One Direction: Suns Have No Excuses
It’s no secret -- or the worst kept secret in the NBA -- that the Phoenix Suns aren’t having the season they expected when they embarked on the 2012-13 campaign with the start of free agency last July. Orange carpets were rolled out, offers were made, trades were consummated, contracts were signed and press conferences were held. All of it happening with the expectation that a winning season was within grasp.
It happens to even the greatest sports franchises. Sometimes the best laid plans don’t exactly work out the way they were envisioned (see: 2012-13 Lakers, 2011 Philadelphia Eagles, etc.). Like anything in life, though, it’s all about how you react to a situation and bounce back from it that defines you.
As Suns fans we’ve been lucky to avoid many seasons like this in the past. We’ve also unfortunately avoided a championship, as well. Although a shot a title may seem far away, as Lao Tzu said, “A journey of a thousand miles must begin with a single step.”
Head Coach Lindsey Hunter hopes that single step is an attitude adjustment. One that starts with the mantra “no excuses” and leads to a blue collar and desperate mentality.
“If you play that way, it shows up on the floor,” Hunter said. “It shows up in hustle plays. It shows up in 50/50 balls and diving on the floor. Those things show up. That’s the approach we’re trying to instill in our guys.”
It’s a philosophy that Hunter bought into as a kid and has embraced ever since.
“It’s been instilled in me since I started playing as a little kid back in Mississippi with my dad,” he said. “Being around other situations have just enhanced that and brought it out in me more. It helped me realize it’s an important approach in a lot of things.”
One of those situations was the first of his professional career. While playing for the Pistons his rookie season in 1993 he got to play with the remnants of the “Bad Boy” Detroit teams that won back-to-back NBA titles. Bill Laimbeer, Isiah Thomas and Joe Dumars were all known for their hard-nosed and relentless play. They weren’t flashy like the Showtime Lakers and lacked a high flyer like Jordan’s Bulls that came after them. They were focused, played tenacious defense and just took care of business. It seems like that mentality rubbed off on Hunter.
“As soon as Lindsey took over, he changed a lot of things,” said starting point guard Goran Dragic. “Especially the defensive mentality and playing as hard as possible. He’s still doing all the same. If somebody isn’t working hard or is making some mistakes, he’s going to call him out and tell him. I like that.”
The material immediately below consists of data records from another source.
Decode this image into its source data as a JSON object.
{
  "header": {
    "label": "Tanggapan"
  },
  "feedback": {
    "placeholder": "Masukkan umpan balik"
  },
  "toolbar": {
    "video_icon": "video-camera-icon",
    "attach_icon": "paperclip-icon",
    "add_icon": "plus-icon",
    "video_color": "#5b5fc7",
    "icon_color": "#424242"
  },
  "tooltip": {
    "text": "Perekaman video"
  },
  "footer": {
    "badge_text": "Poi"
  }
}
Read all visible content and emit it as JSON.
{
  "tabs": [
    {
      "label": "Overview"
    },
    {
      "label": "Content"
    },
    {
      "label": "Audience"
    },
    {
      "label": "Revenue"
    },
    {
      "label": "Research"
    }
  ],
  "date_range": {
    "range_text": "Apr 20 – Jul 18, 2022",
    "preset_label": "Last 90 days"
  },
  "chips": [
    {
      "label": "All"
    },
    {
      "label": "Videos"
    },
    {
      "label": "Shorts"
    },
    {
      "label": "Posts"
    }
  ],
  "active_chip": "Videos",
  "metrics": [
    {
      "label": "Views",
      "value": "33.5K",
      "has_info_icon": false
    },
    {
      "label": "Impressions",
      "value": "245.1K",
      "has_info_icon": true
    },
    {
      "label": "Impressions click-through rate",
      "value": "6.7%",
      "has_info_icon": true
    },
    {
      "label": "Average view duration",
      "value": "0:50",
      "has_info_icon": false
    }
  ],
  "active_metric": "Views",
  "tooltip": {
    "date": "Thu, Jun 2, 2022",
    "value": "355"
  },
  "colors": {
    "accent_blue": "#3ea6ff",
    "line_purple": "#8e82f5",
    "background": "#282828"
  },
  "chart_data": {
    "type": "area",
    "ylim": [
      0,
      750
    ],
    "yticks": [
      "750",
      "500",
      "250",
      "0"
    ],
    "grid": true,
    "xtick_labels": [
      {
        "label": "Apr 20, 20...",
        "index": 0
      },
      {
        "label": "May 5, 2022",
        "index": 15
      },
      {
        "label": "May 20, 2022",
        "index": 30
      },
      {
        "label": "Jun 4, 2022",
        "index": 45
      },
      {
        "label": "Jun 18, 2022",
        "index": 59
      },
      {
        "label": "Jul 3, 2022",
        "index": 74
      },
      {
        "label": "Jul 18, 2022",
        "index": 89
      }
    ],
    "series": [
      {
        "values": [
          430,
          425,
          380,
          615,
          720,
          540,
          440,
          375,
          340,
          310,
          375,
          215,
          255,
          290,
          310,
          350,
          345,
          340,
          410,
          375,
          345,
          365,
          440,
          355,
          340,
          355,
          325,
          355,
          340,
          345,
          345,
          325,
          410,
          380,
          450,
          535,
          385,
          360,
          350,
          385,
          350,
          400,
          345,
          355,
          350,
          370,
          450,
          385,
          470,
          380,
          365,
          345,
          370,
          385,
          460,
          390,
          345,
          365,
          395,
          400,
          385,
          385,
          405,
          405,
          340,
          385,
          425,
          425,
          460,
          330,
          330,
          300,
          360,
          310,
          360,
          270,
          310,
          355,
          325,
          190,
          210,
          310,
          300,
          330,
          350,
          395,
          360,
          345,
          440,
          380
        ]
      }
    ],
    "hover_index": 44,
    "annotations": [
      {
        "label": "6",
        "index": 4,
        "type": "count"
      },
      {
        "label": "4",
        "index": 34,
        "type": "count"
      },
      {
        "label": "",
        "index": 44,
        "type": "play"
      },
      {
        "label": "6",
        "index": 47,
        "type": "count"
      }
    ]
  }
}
The coach also likes that players like Dragic are responding to his new direction.
“It’s a refreshing thing to see,” Hunter said. “They’re buying into it. They believe that it’s helping. I know that it helps. I just have to relay that to them and challenge them on all aspects of it.”
Dragic thinks he and his teammates will respond to the challenge and use the new attitude to compete in games where they may seem overmatched at times.
“It’s really important,” the playmaker said. “Especially in those games when the other teams have a lot more talent than we do. If you’re not playing hard as possible and being focused, it’s really hard to win those games. We have struggled this season. We haven’t found the right chemistry, but if everyone is diving for the balls and supporting each other, you’re building it. We have a lot of guys who play like that. Especially P.J. Tucker. Every night you have to play like that if you want to win games.”
Getting a team that has traditionally been focused on offensive firepower and speed to play a gritty and unapologetic style won’t be an easy task. It will take a unique cross section of skills. Hunter feels he has the tools it’ll take.
“It’s been psychologist,” he said of what his job has been for the team. “It’s been teacher. It’s been father. It’s been mentor. It’s been a lot of different things at a lot of different times. I think that’s what coaching has turned into.”
Just like he expects from his team, Hunter has offered no excuses when his team struggles or for his own shortcomings. He realizes that, for the Suns, it’s a marathon right now and not a sprint. It’s about playing for the now with an eye to the future. It’s about building the foundation for a brighter tomorrow.
It’s a journey that starts with one step. A step that’s been taken in the direction of a new attitude.